California Historical Landmarks in San Joaquin County
California Historical Landmark 436
Site of New Hope Mormon Agricultural Colony
Fourth Street and Locust Street in Ripon City Park
Approximately six miles west twenty Mormon pioneers from ship Brooklyn founded first known agricultural colony in San Joaquin Valley, planted first wheat. Also crops they irrigated by pole and bucket method. Erected three log houses. Operated sawmill and ferry across Stanislaus. Settlement later known as Stanislaus City.
State Registered Landmark No. 436
Tablet placed by the California Centennials Commission

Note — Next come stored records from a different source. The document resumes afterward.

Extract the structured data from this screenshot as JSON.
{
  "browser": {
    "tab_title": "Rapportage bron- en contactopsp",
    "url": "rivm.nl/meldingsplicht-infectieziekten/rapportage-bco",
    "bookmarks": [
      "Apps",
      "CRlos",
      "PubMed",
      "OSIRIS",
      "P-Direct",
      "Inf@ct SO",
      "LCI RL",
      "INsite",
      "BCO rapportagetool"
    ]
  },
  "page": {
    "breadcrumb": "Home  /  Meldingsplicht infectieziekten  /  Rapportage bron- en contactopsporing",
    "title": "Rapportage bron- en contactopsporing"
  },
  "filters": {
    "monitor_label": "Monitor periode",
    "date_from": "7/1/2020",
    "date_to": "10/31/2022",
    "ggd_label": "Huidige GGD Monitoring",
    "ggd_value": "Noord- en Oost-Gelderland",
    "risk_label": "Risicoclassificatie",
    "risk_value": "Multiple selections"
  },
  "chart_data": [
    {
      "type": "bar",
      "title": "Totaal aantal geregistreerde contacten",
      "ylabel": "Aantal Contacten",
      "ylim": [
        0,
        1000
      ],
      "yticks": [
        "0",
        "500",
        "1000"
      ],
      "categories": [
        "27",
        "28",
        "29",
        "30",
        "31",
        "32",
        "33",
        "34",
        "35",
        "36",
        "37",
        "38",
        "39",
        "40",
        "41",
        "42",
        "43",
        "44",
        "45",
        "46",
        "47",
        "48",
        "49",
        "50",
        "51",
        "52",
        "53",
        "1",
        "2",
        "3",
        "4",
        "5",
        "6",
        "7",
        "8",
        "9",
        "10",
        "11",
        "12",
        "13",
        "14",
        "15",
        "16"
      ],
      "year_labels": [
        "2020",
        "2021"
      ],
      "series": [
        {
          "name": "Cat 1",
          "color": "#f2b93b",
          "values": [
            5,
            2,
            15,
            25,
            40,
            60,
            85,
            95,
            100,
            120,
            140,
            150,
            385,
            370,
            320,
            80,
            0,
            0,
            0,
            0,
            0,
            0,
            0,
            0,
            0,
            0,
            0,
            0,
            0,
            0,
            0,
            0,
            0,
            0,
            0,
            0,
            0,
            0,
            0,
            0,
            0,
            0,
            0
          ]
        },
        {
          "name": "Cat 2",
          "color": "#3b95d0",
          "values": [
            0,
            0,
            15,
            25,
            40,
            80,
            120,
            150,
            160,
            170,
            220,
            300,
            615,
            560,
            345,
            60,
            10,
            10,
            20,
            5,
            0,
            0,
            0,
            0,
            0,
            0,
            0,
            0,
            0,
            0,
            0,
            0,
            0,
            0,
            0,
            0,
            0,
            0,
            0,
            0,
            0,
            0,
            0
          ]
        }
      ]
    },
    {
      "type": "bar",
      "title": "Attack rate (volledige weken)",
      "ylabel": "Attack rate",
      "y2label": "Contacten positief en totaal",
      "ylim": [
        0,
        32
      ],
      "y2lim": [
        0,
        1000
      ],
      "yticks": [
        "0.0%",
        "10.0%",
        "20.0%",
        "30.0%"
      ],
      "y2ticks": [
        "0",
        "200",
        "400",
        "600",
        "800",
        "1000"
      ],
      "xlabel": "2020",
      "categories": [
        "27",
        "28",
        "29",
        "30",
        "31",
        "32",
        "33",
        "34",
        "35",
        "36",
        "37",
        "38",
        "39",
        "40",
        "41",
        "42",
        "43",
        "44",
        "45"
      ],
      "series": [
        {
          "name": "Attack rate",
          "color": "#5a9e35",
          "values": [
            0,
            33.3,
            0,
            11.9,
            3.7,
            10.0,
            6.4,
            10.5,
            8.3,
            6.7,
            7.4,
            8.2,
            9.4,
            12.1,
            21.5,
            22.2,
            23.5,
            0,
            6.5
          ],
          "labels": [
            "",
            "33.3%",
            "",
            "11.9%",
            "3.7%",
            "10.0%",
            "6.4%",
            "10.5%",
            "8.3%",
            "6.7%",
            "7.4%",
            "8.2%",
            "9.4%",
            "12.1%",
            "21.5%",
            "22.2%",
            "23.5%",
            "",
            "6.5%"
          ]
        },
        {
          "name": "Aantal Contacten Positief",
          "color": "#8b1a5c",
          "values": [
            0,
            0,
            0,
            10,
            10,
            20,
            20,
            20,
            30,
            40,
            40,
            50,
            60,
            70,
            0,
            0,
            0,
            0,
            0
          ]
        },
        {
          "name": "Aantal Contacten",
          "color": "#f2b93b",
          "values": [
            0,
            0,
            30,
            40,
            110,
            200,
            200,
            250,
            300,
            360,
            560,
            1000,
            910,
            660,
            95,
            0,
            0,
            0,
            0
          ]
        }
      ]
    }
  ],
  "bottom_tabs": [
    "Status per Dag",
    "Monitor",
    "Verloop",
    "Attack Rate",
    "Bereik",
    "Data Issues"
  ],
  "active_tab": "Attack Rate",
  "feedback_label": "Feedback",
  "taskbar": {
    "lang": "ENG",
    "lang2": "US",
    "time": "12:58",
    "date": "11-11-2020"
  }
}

Base furnished by Alameda County Camps
Daughters Utah Pioneers
Dedicated October 22, 1949
California was still Mexican territory when the Brooklyn set sail from New York harbor on Feb. 4, 1846, carrying 238 Mormon pioneers. Ten would die - and two would be born - on the epic six- month journey around Cape Horn.
Some Mormon historians believe that Northern California - not the basin of the Great Salt Lake - was to be the new Mormon mecca, the place where "the Saints" could practice their controversial religion and polygamous lifestyle in peace.
Following the murder of their founder and fears of further persecution, these "exiles from a wicked land" renounced their allegiance to the United States and secretly planned to meet up with an overland party organized from Nauvoo, Ill., by Mormon prophet Brigham Young.
Under the leadership of Sam Brannan, the East Coast contingent reached San Francisco Bay a year before Young reached Utah, but three weeks after the Stars and Stripes was hoisted over the central square of Yerba Buena during the Mexican-American War.
Sailing through the Golden Gate, Brannan squinted through the summer fog at his new home, reportedly muttering, "There's that damned flag again."
By Don Lattin, San Francisco Chronicle, 26 July 1996